What a welcome change of pace!
Nescio was the pseudonym of Jan Hendrik Frederik Grönloh (1882-1961), a pseudonym he felt was necessary to protect his career at an Amsterdam import-export house (at least until 1929), where he spent 33 years of his life and where he rose to be the director of the firm. But this was no life story like that of his contemporary Charles Ives, who was satisfied with his career as insurance executive and used most of his free time to write idiosyncratic music ahead of its time. It is fairly clear that Grönloh did not want his career, but by the age of 30 he had 4 young daughters and a wife to take care of. However, he also didn't really want to be a writer, either, for he published little, even after he retired at the age of 55. Like one of his best known characters, he wanted to be, not to do.
But the little he graced us with leaves me regretting that he didn't feel more strongly the calling to be a writer. For the short stories and sketches selected and translated by Damion Searles for this book, including all of the stories published in his first book (1918) which can be found in the original Dutch on the Project Gutenberg site, are charming, lively, melancholic and wry. With no sign of the drive to impress evinced by some of our contemporary authors, Nescio artfully tells his stories with a light touch. He is regarded as an admirable stylist in the Netherlands, which is why I read De uitvreter (the first story in this collection) in Dutch. I succeeded only in confirming once again that understanding what is written is a long way from grasping literary quality... There is no sign of linguistic fireworks, and it flows very nicely. More than that I can't say at this point.
So back to the translation, which also flows nicely and captures Nescio's wry humor and quiet sadness (which occasionally breaks out into loud despair - see below). What comes through clearly is an unmistakable voice, one you want to hear more of and regret when it stops its amused and sad narration.
About what, you ask.
The collection opens with "The Freeloader" ( uitvreter - loafer, sponger). This tells of the interactions of a group of young men, of which the primary characters are three: a self-tormented painter, the "freeloader" and the first person narrator, who is a writer of sorts. At first irritated by the freeloader's shameless sponging, the other two become fascinated by his free spirit and his manner of living totally in the moment. But the freeloader is ground down, though most of the grinding takes place outside of the view of the narrator. We are left speculating about the details.
In the next story Titaantjes (little titans, translated by Searls as "Young Titans", which, I think, misses some of the irony), the same group of young men appears again, without the freeloader. This time they are a typical bunch of 19-20 year olds, "us against them all", disparaging all they find before them and anxious to change the world, though exactly how and in what manner are not too clear to them. Grönloh aptly sketches this time of life and I, at least, at a safe distance from that period of my life, laughed aloud here. I suspect that those going through that time of life would not crack a smile.
Oh, we took our revenge, we learned languages they had never even heard of and we read books they couldn't even begin to understand, we experienced feelings they never knew existed.
So right! Do you remember?
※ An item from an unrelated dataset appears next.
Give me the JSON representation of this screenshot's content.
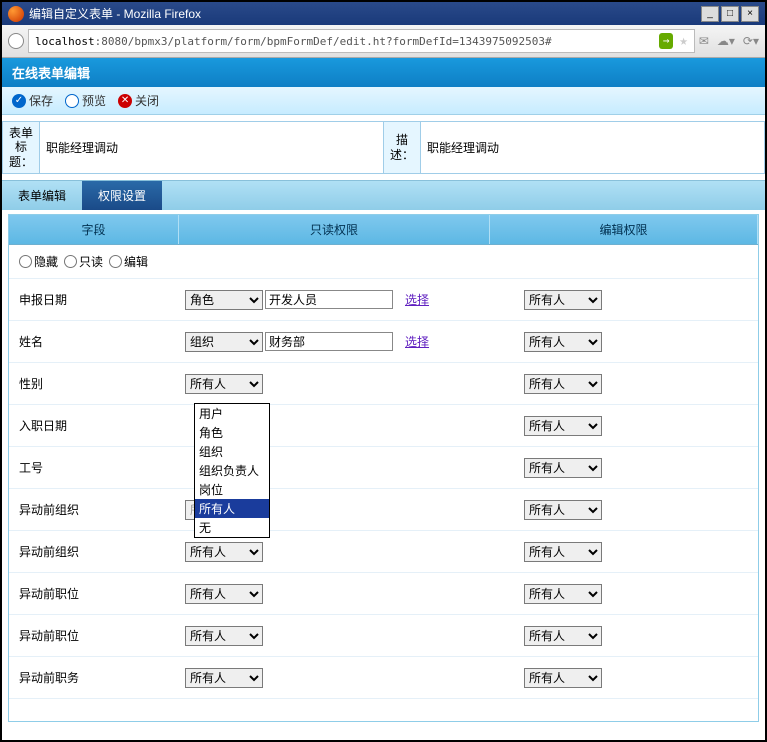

I can't help but contrast these healthy sentiments with the anomie of the young people in Tao Lin's Taipei , to mention but one example.
But life has a way of taking young people and changing them, changing them into something they never dreamed they would become; for the better, for the worse? Often, one really can't judge from the outside. The narrator tells the story 10 years after this time of inchoate hopes and dreams has passed, and sobering glimpses of the eventual outcomes of these people are allowed...
The narrator finds a kind of peace: "God's aim is aimlessness." In the next line: "But to keep this awareness always is granted to no man." His view is anti-modern - life is eternal, unchanging cycle; apparent changes are superficial, negligible. Individual lives go through huge changes; life itself never changes. Grönloh finds consolation there.
Not wanting this review to become all too long, I won't say anything about the remaining stories (not even the nearly perfect "Little Poet") and close, instead, with these remarks:
The strains caused by the disparity between his nature and the demands of his profession were intense enough to cause a nervous breakdown in 1927, resulting in a short hospitalization. But they also manifested themselves in the following brief text, "The Valley of Obligations" (1922):
I sit on the hill and look down into the valley of obligations. It is barren, there is no water, there are no flowers or trees in the valley. A lot of people are milling around, most of them drooping and misshapen and constantly looking down at the ground. Some of them look up every once in a while and then they scream. They all die sooner or later but I don't see their numbers decrease, the valley always looks the same. Do they deserve anything better?
I stand in the valley on a slag heap next to a small pile of scrap wood and a broken wash kettle. And I look up and see myself sitting up there and I howl like a dog in the night.
I've been there, but only as a young man, occasionally; Grönloh was 40 when he wrote this... Well, he had a long, long retirement and spent uncounted hours walking through his beloved Dutch countryside, just looking and being. At his death a journal of his hikes was found and has been published (in fact, nearly every scrap of his writing has been published, because the Dutch have taken him into their hearts), and I am intrigued, because when he described the countryside, the sky and the sea in these stories the intensity of his attention markedly increased. I'm afraid I might just have to hunt down nearly every scrap of his writing, too.